ELM Edge

The norovirus is more common during the winter months but can strike people at any time of the year. You can also become infected after touching an object that has been infected with the virus and then touching your eyes, nose, or mouth. Once some- one is infected with the norovirus, the virus can rapidly spread from person to person through shared utensils, food, or by shak- ing hands, or other close contact. When those with the norovirus vomit, the virus can spread through the droplets and contaminate surfaces. If someone doesn’t wash his/her hands thoroughly after using the bathroom, they can quickly spread the virus. Leaving dirty diapers from an infected baby can also spread the norovirus.

Escaping the Norovirus

OROVIRUS ALERT! I just want to remind everyone that if you have the “GI Bug” which is most commonly caused by the norovirus, stay away from family, friends, and col- leagues for at least 2 to 3 days (48 to 72 HOURS) after the last episode of vomiting and/or diarrhea. Those who are most at risk of becoming severely ill are infants, children, the elderly, and those who are immunocompromised. I know that many don’t want to be left out of events or work, but don’t be responsible for making others severely ill.

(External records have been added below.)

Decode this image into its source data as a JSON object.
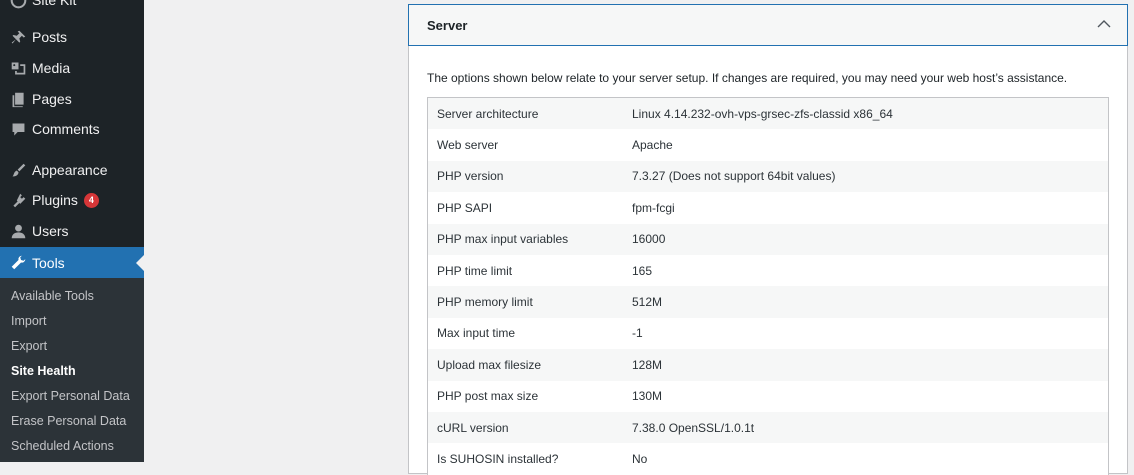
{
  "sidebar": {
    "items": [
      {
        "label": "Site Kit",
        "icon": "site-kit-icon"
      },
      {
        "label": "Posts",
        "icon": "pin-icon"
      },
      {
        "label": "Media",
        "icon": "media-icon"
      },
      {
        "label": "Pages",
        "icon": "pages-icon"
      },
      {
        "label": "Comments",
        "icon": "comment-icon"
      },
      {
        "label": "Appearance",
        "icon": "paintbrush-icon"
      },
      {
        "label": "Plugins",
        "icon": "plugin-icon",
        "badge": "4"
      },
      {
        "label": "Users",
        "icon": "user-icon"
      },
      {
        "label": "Tools",
        "icon": "wrench-icon",
        "active": true
      }
    ],
    "submenu": [
      {
        "label": "Available Tools"
      },
      {
        "label": "Import"
      },
      {
        "label": "Export"
      },
      {
        "label": "Site Health",
        "current": true
      },
      {
        "label": "Export Personal Data"
      },
      {
        "label": "Erase Personal Data"
      },
      {
        "label": "Scheduled Actions"
      }
    ]
  },
  "panel": {
    "title": "Server",
    "intro": "The options shown below relate to your server setup. If changes are required, you may need your web host’s assistance.",
    "rows": [
      {
        "label": "Server architecture",
        "value": "Linux 4.14.232-ovh-vps-grsec-zfs-classid x86_64"
      },
      {
        "label": "Web server",
        "value": "Apache"
      },
      {
        "label": "PHP version",
        "value": "7.3.27 (Does not support 64bit values)"
      },
      {
        "label": "PHP SAPI",
        "value": "fpm-fcgi"
      },
      {
        "label": "PHP max input variables",
        "value": "16000"
      },
      {
        "label": "PHP time limit",
        "value": "165"
      },
      {
        "label": "PHP memory limit",
        "value": "512M"
      },
      {
        "label": "Max input time",
        "value": "-1"
      },
      {
        "label": "Upload max filesize",
        "value": "128M"
      },
      {
        "label": "PHP post max size",
        "value": "130M"
      },
      {
        "label": "cURL version",
        "value": "7.38.0 OpenSSL/1.0.1t"
      },
      {
        "label": "Is SUHOSIN installed?",
        "value": "No"
      }
    ]
  },
  "colors": {
    "sidebar_bg": "#1d2327",
    "submenu_bg": "#2c3338",
    "accent": "#2271b1",
    "badge": "#d63638"
  }
}
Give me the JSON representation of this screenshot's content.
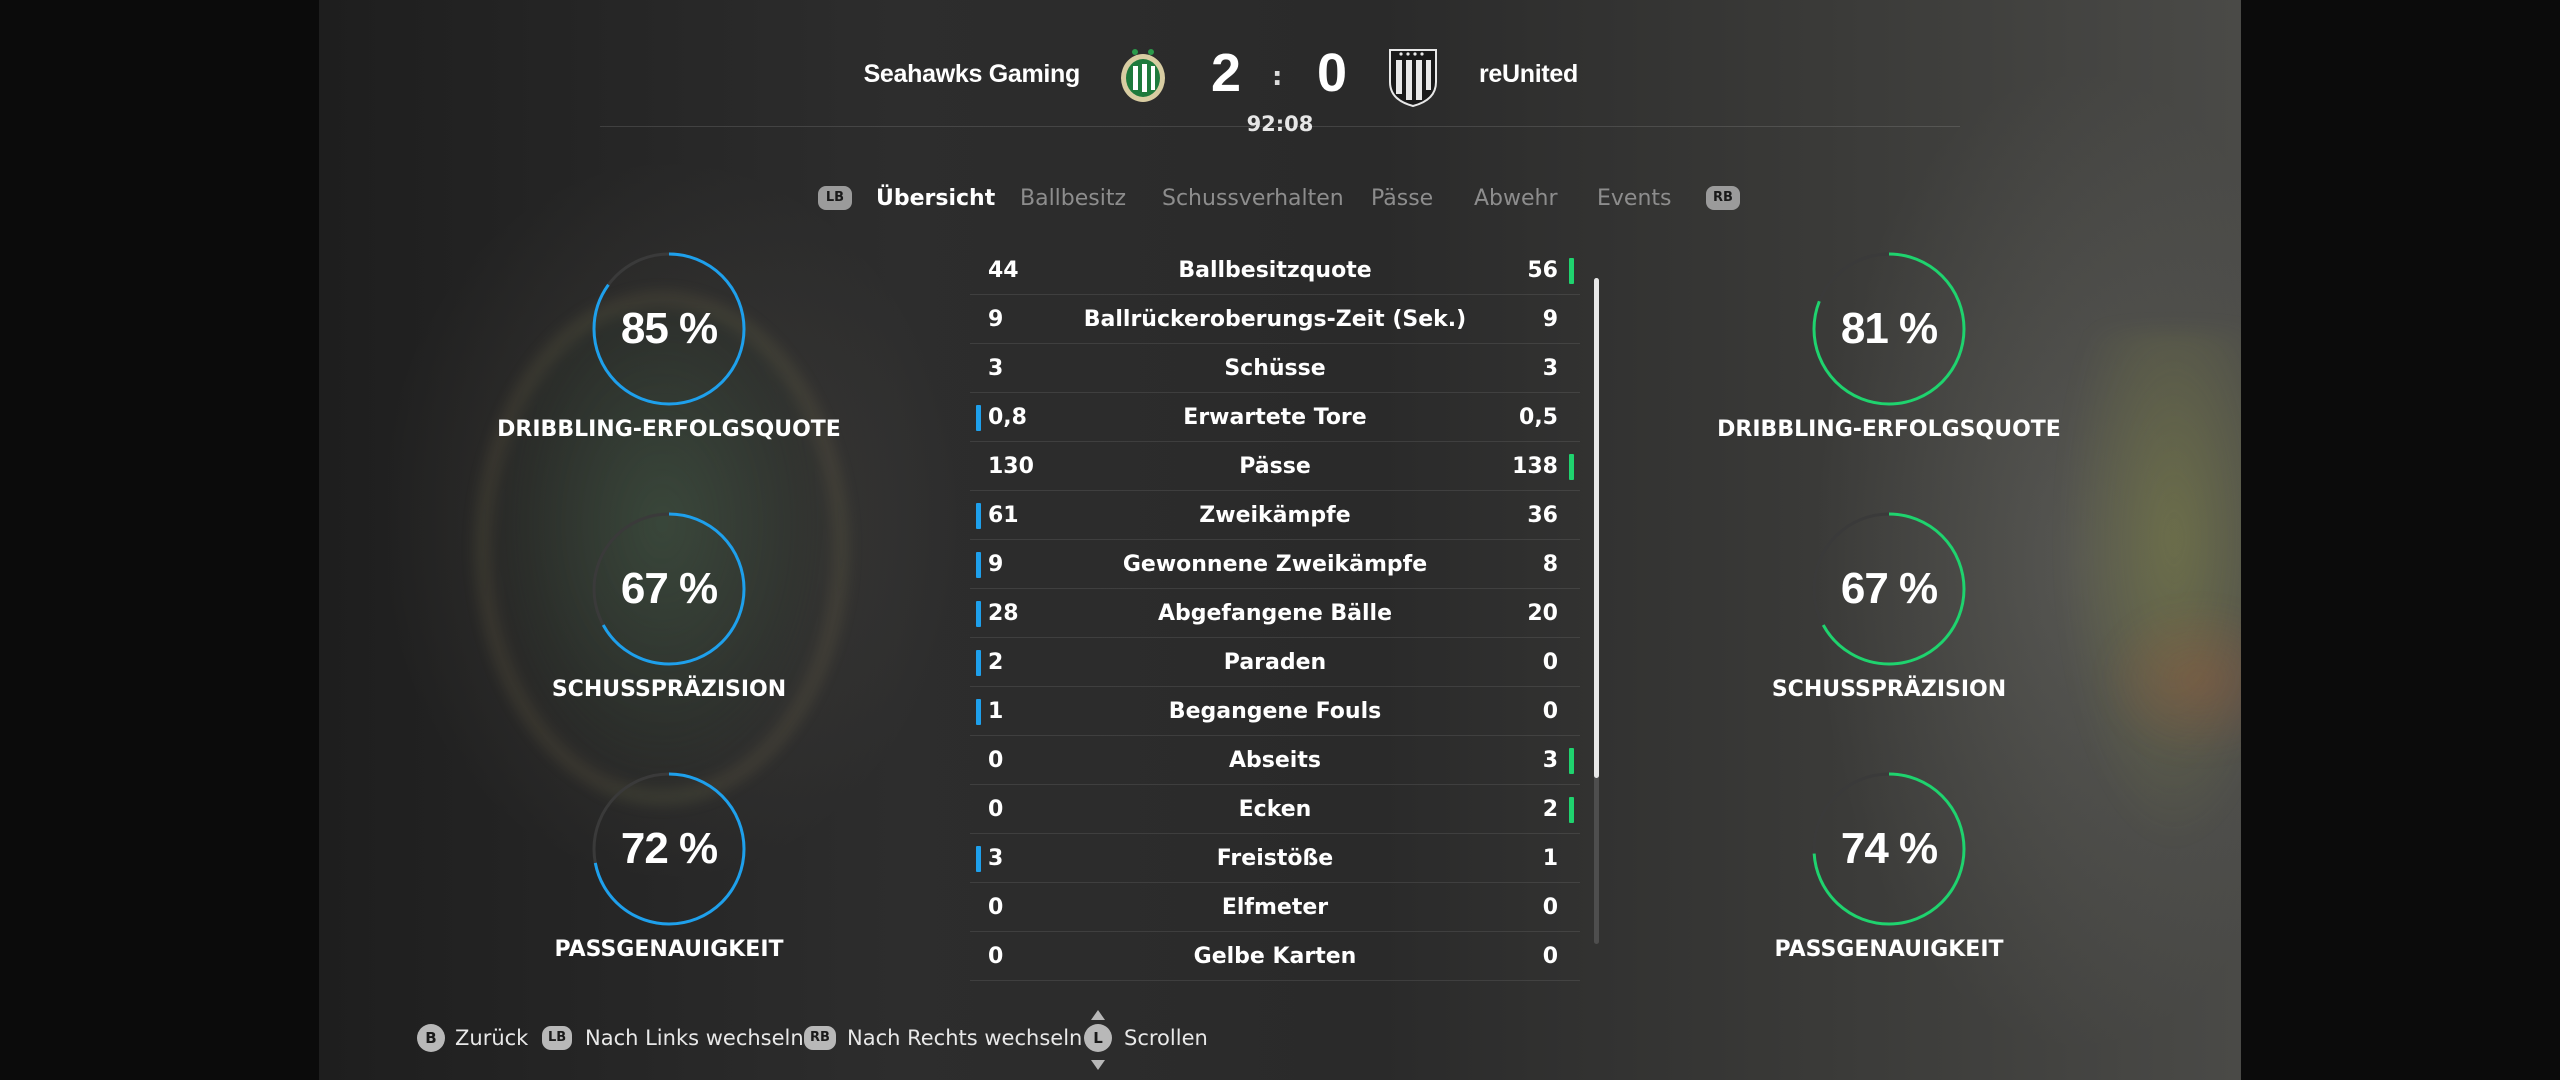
{
  "colors": {
    "home_accent": "#1ea0ec",
    "away_accent": "#1fd36e",
    "track": "#3a3a3a"
  },
  "match": {
    "home_team": "Seahawks Gaming",
    "away_team": "reUnited",
    "home_score": "2",
    "separator": ":",
    "away_score": "0",
    "clock": "92:08",
    "home_crest_icon": "green-white-club-crest-icon",
    "away_crest_icon": "black-white-striped-shield-crest-icon"
  },
  "tabs": {
    "left_button": "LB",
    "right_button": "RB",
    "items": [
      "Übersicht",
      "Ballbesitz",
      "Schussverhalten",
      "Pässe",
      "Abwehr",
      "Events"
    ],
    "active": "Übersicht"
  },
  "home_gauges": [
    {
      "value": "85 %",
      "fraction": 0.85,
      "label": "DRIBBLING-ERFOLGSQUOTE"
    },
    {
      "value": "67 %",
      "fraction": 0.67,
      "label": "SCHUSSPRÄZISION"
    },
    {
      "value": "72 %",
      "fraction": 0.72,
      "label": "PASSGENAUIGKEIT"
    }
  ],
  "away_gauges": [
    {
      "value": "81 %",
      "fraction": 0.81,
      "label": "DRIBBLING-ERFOLGSQUOTE"
    },
    {
      "value": "67 %",
      "fraction": 0.67,
      "label": "SCHUSSPRÄZISION"
    },
    {
      "value": "74 %",
      "fraction": 0.74,
      "label": "PASSGENAUIGKEIT"
    }
  ],
  "stats": [
    {
      "name": "Ballbesitzquote",
      "home": "44",
      "away": "56",
      "leader": "away"
    },
    {
      "name": "Ballrückeroberungs-Zeit (Sek.)",
      "home": "9",
      "away": "9",
      "leader": "none"
    },
    {
      "name": "Schüsse",
      "home": "3",
      "away": "3",
      "leader": "none"
    },
    {
      "name": "Erwartete Tore",
      "home": "0,8",
      "away": "0,5",
      "leader": "home"
    },
    {
      "name": "Pässe",
      "home": "130",
      "away": "138",
      "leader": "away"
    },
    {
      "name": "Zweikämpfe",
      "home": "61",
      "away": "36",
      "leader": "home"
    },
    {
      "name": "Gewonnene Zweikämpfe",
      "home": "9",
      "away": "8",
      "leader": "home"
    },
    {
      "name": "Abgefangene Bälle",
      "home": "28",
      "away": "20",
      "leader": "home"
    },
    {
      "name": "Paraden",
      "home": "2",
      "away": "0",
      "leader": "home"
    },
    {
      "name": "Begangene Fouls",
      "home": "1",
      "away": "0",
      "leader": "home"
    },
    {
      "name": "Abseits",
      "home": "0",
      "away": "3",
      "leader": "away"
    },
    {
      "name": "Ecken",
      "home": "0",
      "away": "2",
      "leader": "away"
    },
    {
      "name": "Freistöße",
      "home": "3",
      "away": "1",
      "leader": "home"
    },
    {
      "name": "Elfmeter",
      "home": "0",
      "away": "0",
      "leader": "none"
    },
    {
      "name": "Gelbe Karten",
      "home": "0",
      "away": "0",
      "leader": "none"
    }
  ],
  "footer": {
    "back_button": "B",
    "back_label": "Zurück",
    "left_button": "LB",
    "left_label": "Nach Links wechseln",
    "right_button": "RB",
    "right_label": "Nach Rechts wechseln",
    "scroll_button": "L",
    "scroll_label": "Scrollen"
  }
}
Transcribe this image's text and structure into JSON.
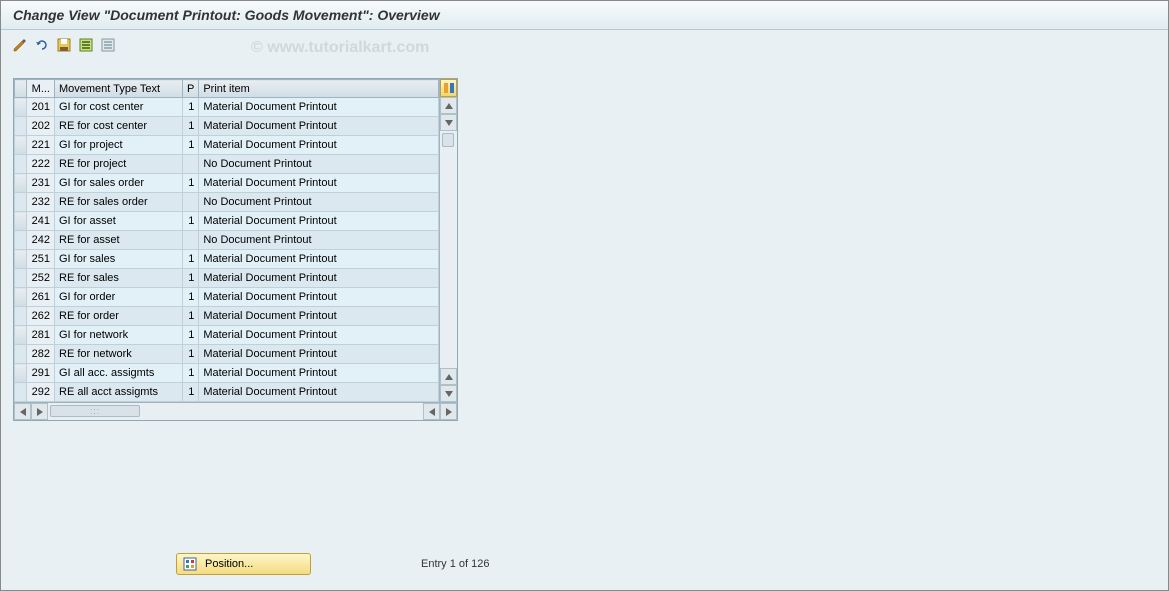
{
  "title": "Change View \"Document Printout: Goods Movement\": Overview",
  "watermark": "© www.tutorialkart.com",
  "toolbar": {
    "icons": [
      "change-icon",
      "undo-icon",
      "save-icon",
      "select-all-icon",
      "deselect-all-icon"
    ]
  },
  "table": {
    "headers": {
      "sel": "",
      "m": "M...",
      "txt": "Movement Type Text",
      "p": "P",
      "print": "Print item"
    },
    "rows": [
      {
        "m": "201",
        "txt": "GI for cost center",
        "p": "1",
        "print": "Material Document Printout"
      },
      {
        "m": "202",
        "txt": "RE for cost center",
        "p": "1",
        "print": "Material Document Printout"
      },
      {
        "m": "221",
        "txt": "GI for project",
        "p": "1",
        "print": "Material Document Printout"
      },
      {
        "m": "222",
        "txt": "RE for project",
        "p": "",
        "print": "No Document Printout"
      },
      {
        "m": "231",
        "txt": "GI for sales order",
        "p": "1",
        "print": "Material Document Printout"
      },
      {
        "m": "232",
        "txt": "RE for sales order",
        "p": "",
        "print": "No Document Printout"
      },
      {
        "m": "241",
        "txt": "GI for asset",
        "p": "1",
        "print": "Material Document Printout"
      },
      {
        "m": "242",
        "txt": "RE for asset",
        "p": "",
        "print": "No Document Printout"
      },
      {
        "m": "251",
        "txt": "GI for sales",
        "p": "1",
        "print": "Material Document Printout"
      },
      {
        "m": "252",
        "txt": "RE for sales",
        "p": "1",
        "print": "Material Document Printout"
      },
      {
        "m": "261",
        "txt": "GI for order",
        "p": "1",
        "print": "Material Document Printout"
      },
      {
        "m": "262",
        "txt": "RE for order",
        "p": "1",
        "print": "Material Document Printout"
      },
      {
        "m": "281",
        "txt": "GI for network",
        "p": "1",
        "print": "Material Document Printout"
      },
      {
        "m": "282",
        "txt": "RE for network",
        "p": "1",
        "print": "Material Document Printout"
      },
      {
        "m": "291",
        "txt": "GI all acc. assigmts",
        "p": "1",
        "print": "Material Document Printout"
      },
      {
        "m": "292",
        "txt": "RE all acct assigmts",
        "p": "1",
        "print": "Material Document Printout"
      }
    ]
  },
  "footer": {
    "position_label": "Position...",
    "entry_text": "Entry 1 of 126"
  }
}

N The norovirus spreads easily through drinks and food and can

have a major impact on people's health. When people complain of having had food poisoning, it is usually due to food-borne dis- ease related to the GI illness in those who prepared the food. They may have inadvertently contaminated the food.

When people contract the norovirus, they can suddenly start with symptoms 24 to 48 hours after being exposed. Symptoms include nausea, vomiting (seen more often in children), watery diarrhea (more often in adults), and severe stomach cramps. Some people develop other symptoms which include chills, low-grade fever, fatigue, headaches, and muscle aches. Most of these symp- toms aren't serious and people tend to recover quickly. Diarrhea and vomiting can be serious for many when they become dehy- drated, malnourished, and are depleted of their vital nutrients. Children and the elderly are most susceptible to dehydration, as well as malnutrition from not getting enough nutrients. Most people get over the illness in several days and will have to replen- ish their fluids and electrolytes. For those who become lethargic, listless, and their condition worsens, they may need immediate medical attention and IV fluids with electrolytes to treat the severe dehydration.

In my previous job caring for employees of a large hospital, our protocol entailed keeping employees out of work for at least 48 to 72 hours after their last GI episode as even when symptoms are over, people still shed the virus (up to 8-weeks) but it becomes less infectious. For those who are food handlers, they should not return to work for 72 hours after their last episode. Above all, con- tinue to use good hand hygiene.

Gloria Oppen is a Family Nurse Practitioner at Southern Maine Integrative Health Center in Kennebunk, Maine. Please call 207.985.3079 to schedule an appointment. She accepts most health insurances. See ad on page 11.

8 ELM™ Maine - May/June 2019

Page 1  |  Page 2  |  Page 3  |  Page 4  |  Page 5  |  Page 6  |  Page 7  |  Page 8  |  Page 9  |  Page 10  |  Page 11  |  Page 12  |  Page 13  |  Page 14  |  Page 15  |  Page 16  |  Page 17  |  Page 18  |  Page 19  |  Page 20  |  Page 21  |  Page 22  |  Page 23  |  Page 24  |  Page 25  |  Page 26  |  Page 27  |  Page 28  |  Page 29  |  Page 30  |  Page 31  |  Page 32  |  Page 33  |  Page 34  |  Page 35  |  Page 36